Start of DATA FOR THIS EXERCISE
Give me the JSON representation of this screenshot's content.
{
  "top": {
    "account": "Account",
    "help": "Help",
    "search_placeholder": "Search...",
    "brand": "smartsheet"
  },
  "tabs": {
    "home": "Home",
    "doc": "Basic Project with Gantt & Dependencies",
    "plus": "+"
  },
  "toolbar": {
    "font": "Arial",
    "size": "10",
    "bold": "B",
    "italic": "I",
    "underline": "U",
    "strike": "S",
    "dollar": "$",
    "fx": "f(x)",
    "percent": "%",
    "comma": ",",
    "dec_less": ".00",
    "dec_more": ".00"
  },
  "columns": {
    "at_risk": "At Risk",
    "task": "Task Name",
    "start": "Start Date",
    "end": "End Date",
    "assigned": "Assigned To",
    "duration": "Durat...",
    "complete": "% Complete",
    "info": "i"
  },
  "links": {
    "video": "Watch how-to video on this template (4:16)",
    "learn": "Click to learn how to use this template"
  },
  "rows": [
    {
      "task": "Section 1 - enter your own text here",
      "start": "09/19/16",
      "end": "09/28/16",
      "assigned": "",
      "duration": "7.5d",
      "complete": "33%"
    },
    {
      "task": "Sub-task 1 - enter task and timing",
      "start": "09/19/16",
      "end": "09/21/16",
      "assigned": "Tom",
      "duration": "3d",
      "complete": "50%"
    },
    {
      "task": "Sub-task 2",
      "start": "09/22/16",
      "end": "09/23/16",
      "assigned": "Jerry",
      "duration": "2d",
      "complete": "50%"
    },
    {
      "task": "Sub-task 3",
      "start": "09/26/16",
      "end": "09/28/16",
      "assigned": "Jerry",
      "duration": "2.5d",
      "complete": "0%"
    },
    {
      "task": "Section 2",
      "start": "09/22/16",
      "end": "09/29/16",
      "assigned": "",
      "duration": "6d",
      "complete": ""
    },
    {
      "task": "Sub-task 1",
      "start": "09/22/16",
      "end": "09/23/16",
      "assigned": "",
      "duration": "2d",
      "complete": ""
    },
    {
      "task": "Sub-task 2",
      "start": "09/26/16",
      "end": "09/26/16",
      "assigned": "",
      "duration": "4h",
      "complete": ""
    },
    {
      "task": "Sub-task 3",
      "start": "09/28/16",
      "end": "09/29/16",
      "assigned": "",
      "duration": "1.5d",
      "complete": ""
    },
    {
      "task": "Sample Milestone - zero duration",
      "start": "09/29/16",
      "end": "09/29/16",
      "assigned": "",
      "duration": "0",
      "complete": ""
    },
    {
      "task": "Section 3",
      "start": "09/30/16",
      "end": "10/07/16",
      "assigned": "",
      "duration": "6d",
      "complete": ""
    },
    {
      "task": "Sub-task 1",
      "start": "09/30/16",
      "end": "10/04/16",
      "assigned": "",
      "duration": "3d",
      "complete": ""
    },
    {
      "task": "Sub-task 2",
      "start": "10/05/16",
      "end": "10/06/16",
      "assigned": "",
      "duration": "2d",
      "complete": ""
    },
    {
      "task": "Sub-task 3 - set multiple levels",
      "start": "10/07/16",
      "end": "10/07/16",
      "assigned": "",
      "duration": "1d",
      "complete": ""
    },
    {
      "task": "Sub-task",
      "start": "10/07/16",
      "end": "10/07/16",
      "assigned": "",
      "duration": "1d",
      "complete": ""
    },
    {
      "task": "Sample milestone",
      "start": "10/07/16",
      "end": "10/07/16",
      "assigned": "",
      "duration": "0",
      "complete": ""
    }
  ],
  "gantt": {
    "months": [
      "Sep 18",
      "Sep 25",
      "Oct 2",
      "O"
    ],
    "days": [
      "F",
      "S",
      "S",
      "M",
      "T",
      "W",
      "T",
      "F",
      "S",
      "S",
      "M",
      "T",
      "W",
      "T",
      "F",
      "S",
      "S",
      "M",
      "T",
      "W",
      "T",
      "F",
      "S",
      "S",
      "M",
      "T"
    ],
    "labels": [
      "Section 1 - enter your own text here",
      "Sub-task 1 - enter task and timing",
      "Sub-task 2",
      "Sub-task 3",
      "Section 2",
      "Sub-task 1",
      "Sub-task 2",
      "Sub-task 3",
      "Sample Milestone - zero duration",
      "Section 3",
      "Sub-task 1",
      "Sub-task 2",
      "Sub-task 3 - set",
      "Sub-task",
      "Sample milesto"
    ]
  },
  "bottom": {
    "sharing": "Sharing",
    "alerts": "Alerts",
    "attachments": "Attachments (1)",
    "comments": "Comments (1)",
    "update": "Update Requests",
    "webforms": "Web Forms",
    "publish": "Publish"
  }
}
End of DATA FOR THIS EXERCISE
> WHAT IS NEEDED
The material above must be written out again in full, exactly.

> ANSWER SPACE
Give me the JSON representation of this screenshot's content.
{
  "top": {
    "account": "Account",
    "help": "Help",
    "search_placeholder": "Search...",
    "brand": "smartsheet"
  },
  "tabs": {
    "home": "Home",
    "doc": "Basic Project with Gantt & Dependencies",
    "plus": "+"
  },
  "toolbar": {
    "font": "Arial",
    "size": "10",
    "bold": "B",
    "italic": "I",
    "underline": "U",
    "strike": "S",
    "dollar": "$",
    "fx": "f(x)",
    "percent": "%",
    "comma": ",",
    "dec_less": ".00",
    "dec_more": ".00"
  },
  "columns": {
    "at_risk": "At Risk",
    "task": "Task Name",
    "start": "Start Date",
    "end": "End Date",
    "assigned": "Assigned To",
    "duration": "Durat...",
    "complete": "% Complete",
    "info": "i"
  },
  "links": {
    "video": "Watch how-to video on this template (4:16)",
    "learn": "Click to learn how to use this template"
  },
  "rows": [
    {
      "task": "Section 1 - enter your own text here",
      "start": "09/19/16",
      "end": "09/28/16",
      "assigned": "",
      "duration": "7.5d",
      "complete": "33%"
    },
    {
      "task": "Sub-task 1 - enter task and timing",
      "start": "09/19/16",
      "end": "09/21/16",
      "assigned": "Tom",
      "duration": "3d",
      "complete": "50%"
    },
    {
      "task": "Sub-task 2",
      "start": "09/22/16",
      "end": "09/23/16",
      "assigned": "Jerry",
      "duration": "2d",
      "complete": "50%"
    },
    {
      "task": "Sub-task 3",
      "start": "09/26/16",
      "end": "09/28/16",
      "assigned": "Jerry",
      "duration": "2.5d",
      "complete": "0%"
    },
    {
      "task": "Section 2",
      "start": "09/22/16",
      "end": "09/29/16",
      "assigned": "",
      "duration": "6d",
      "complete": ""
    },
    {
      "task": "Sub-task 1",
      "start": "09/22/16",
      "end": "09/23/16",
      "assigned": "",
      "duration": "2d",
      "complete": ""
    },
    {
      "task": "Sub-task 2",
      "start": "09/26/16",
      "end": "09/26/16",
      "assigned": "",
      "duration": "4h",
      "complete": ""
    },
    {
      "task": "Sub-task 3",
      "start": "09/28/16",
      "end": "09/29/16",
      "assigned": "",
      "duration": "1.5d",
      "complete": ""
    },
    {
      "task": "Sample Milestone - zero duration",
      "start": "09/29/16",
      "end": "09/29/16",
      "assigned": "",
      "duration": "0",
      "complete": ""
    },
    {
      "task": "Section 3",
      "start": "09/30/16",
      "end": "10/07/16",
      "assigned": "",
      "duration": "6d",
      "complete": ""
    },
    {
      "task": "Sub-task 1",
      "start": "09/30/16",
      "end": "10/04/16",
      "assigned": "",
      "duration": "3d",
      "complete": ""
    },
    {
      "task": "Sub-task 2",
      "start": "10/05/16",
      "end": "10/06/16",
      "assigned": "",
      "duration": "2d",
      "complete": ""
    },
    {
      "task": "Sub-task 3 - set multiple levels",
      "start": "10/07/16",
      "end": "10/07/16",
      "assigned": "",
      "duration": "1d",
      "complete": ""
    },
    {
      "task": "Sub-task",
      "start": "10/07/16",
      "end": "10/07/16",
      "assigned": "",
      "duration": "1d",
      "complete": ""
    },
    {
      "task": "Sample milestone",
      "start": "10/07/16",
      "end": "10/07/16",
      "assigned": "",
      "duration": "0",
      "complete": ""
    }
  ],
  "gantt": {
    "months": [
      "Sep 18",
      "Sep 25",
      "Oct 2",
      "O"
    ],
    "days": [
      "F",
      "S",
      "S",
      "M",
      "T",
      "W",
      "T",
      "F",
      "S",
      "S",
      "M",
      "T",
      "W",
      "T",
      "F",
      "S",
      "S",
      "M",
      "T",
      "W",
      "T",
      "F",
      "S",
      "S",
      "M",
      "T"
    ],
    "labels": [
      "Section 1 - enter your own text here",
      "Sub-task 1 - enter task and timing",
      "Sub-task 2",
      "Sub-task 3",
      "Section 2",
      "Sub-task 1",
      "Sub-task 2",
      "Sub-task 3",
      "Sample Milestone - zero duration",
      "Section 3",
      "Sub-task 1",
      "Sub-task 2",
      "Sub-task 3 - set",
      "Sub-task",
      "Sample milesto"
    ]
  },
  "bottom": {
    "sharing": "Sharing",
    "alerts": "Alerts",
    "attachments": "Attachments (1)",
    "comments": "Comments (1)",
    "update": "Update Requests",
    "webforms": "Web Forms",
    "publish": "Publish"
  }
}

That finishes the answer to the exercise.